And putting yourself out there feels a lot like walking naked into a busy city street, all your goods exposed to the speculative eyes of strangers passing by. Will you get appreciate glances, nods or raised thumbs?
Or will people sneer, whisper to their partner, and cackle?
You know it’s a vulnerable feeling, but maybe this isn’t your first rodeo. You know your
privates chapter is kickass and people are going to love it.
But then the first critique comes in and… the critiquer hated it. Their suggestions amount to more words than you even submitted.
“This style just isn’t doing it for me,” says one stranger.
“I’m used to a higher standard from you,” says someone who has been dutifully reading since chapter one.
“It’s very interesting,” comments a writer you look up to and admire.
Interesting. The dreaded, “It’s interesting.”
What now? How do you proceed from here?
If you’re anything like me, you’ve gone through a veritable hurricane of different emotions. One moment you’ve considered putting away the proverbial pen and paper for good this time.
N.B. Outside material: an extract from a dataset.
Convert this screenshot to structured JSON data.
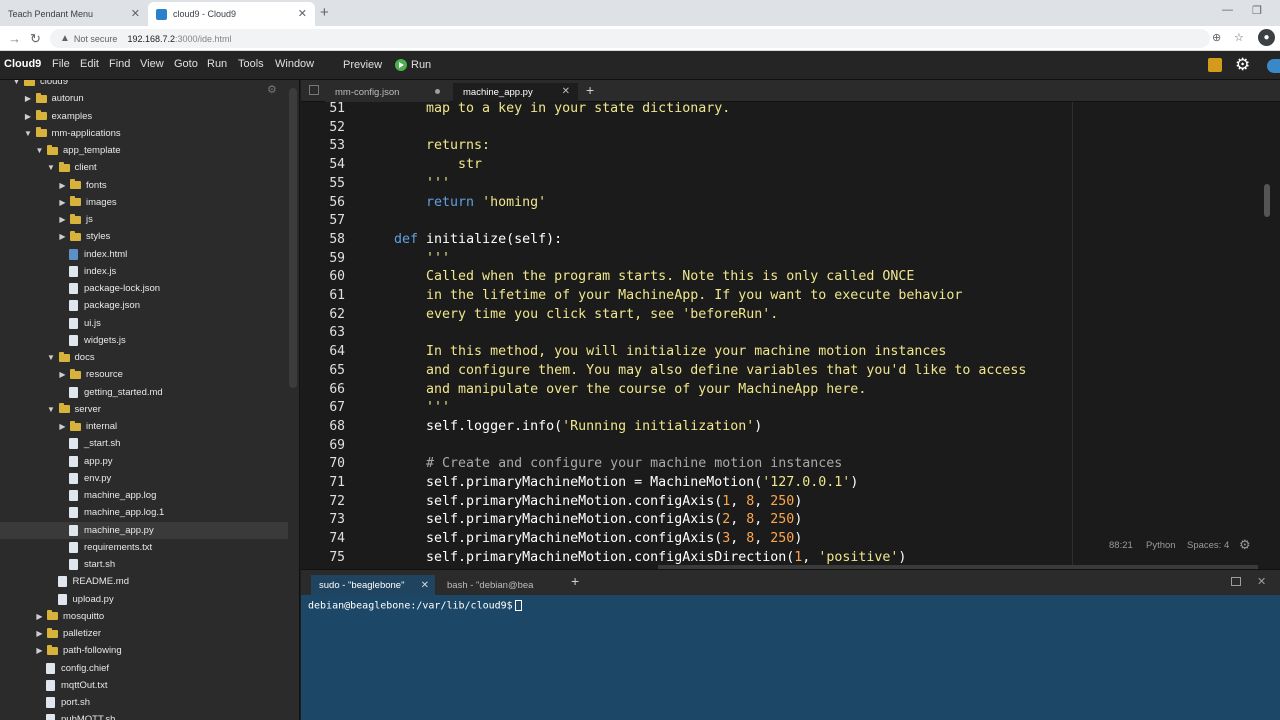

The next, it’s a minor setback, and you know you’ll do better next time. And soon, you’re considering whether or not to start the whole novel over from scratch. Maybe under a different pen name this time.
What you’re feeling is normal. And, better yet, a perfect opportunity to learn and grow as a writer.
Here are a few things to consider about the critiques themselves:
1. If the critiquer is a stranger popping in at the center of your novel, you can disregard most complaints about the chapter being confusing, or something being unbelievable, and probably any plot-related suggestions. They don’t know your work. They don’t know your life! Still, pay attention if they have anything to say about phrasing, grammar, etc. In these areas their concerns are as valid as any other.
2. If the critiquer is someone whose writing you adore and consider excellent, it’s a good time to take their negative critique to heart. What is it they don’t like? If they weren’t completely specific, ask. “I really love your writing, so I trust and value your opinion. Could you tell me more about what you didn’t like about that chapter?”
3. If it’s someone to whom you are close, be upbeat and polite, but annoying as hell. Send them a message if you need any clarification or advice. “I see what you’re saying about ____. What do you suggest I do?” Or, “What would make ___ more enjoyable for you to read?” And return the favor for them whenever they need help with their writing!
4. And, if it’s someone whose writing you have read and found to be… less than wonderful, take their advice with a grain of salt. Anyone is capable of giving bad advice, but the unseasoned writer is bound to give a little more of it. Some of the advice I have received over the years has been ludicrous. Such as, once, “Your story would be more interesting if the main character was female.” Even so, don’t stop reading. You may find a nugget of wisdom, yet.
Everyone is worth hearing out, and remember; they took the time to read what you wrote. Respond to each and every one of them and let them know how much you appreciate them.
And never be above laughing (privately) as needed. One of my favorite scathing reviews comes from someone I apparently scorned when critiquing their work. I told them, as gently as possible, about some angsty clichés in their writing, and I don’t think they took it too well. The writer, a teenager I believe, returned the critiquing favor by giving me the harshest critique I’ve ever received. It was all a bit silly; they said my attempts to use vulgar language were “just not working” and that I should keep writing if it brought me joy, phrased with a veil of politeness while still screaming, “Don’t quit your day job.” There was no constructiveness in the critique.
Had this come out of the blue I might have taken more offense, but instead it served as a reminder that people’s writing is precious to them, and not everyone is ready to get a negative critique.
So, if you do get burned, please do not passive aggressively assault the critiquer with another bad critique; especially when you have no intention of actually helping them improve.
Be kind and courteous instead, and take time to consider the critiques before you edit or rewrite your chapter. In the end, you only have to take the advice you think is best for your work. And sometimes, that means not changing a thing.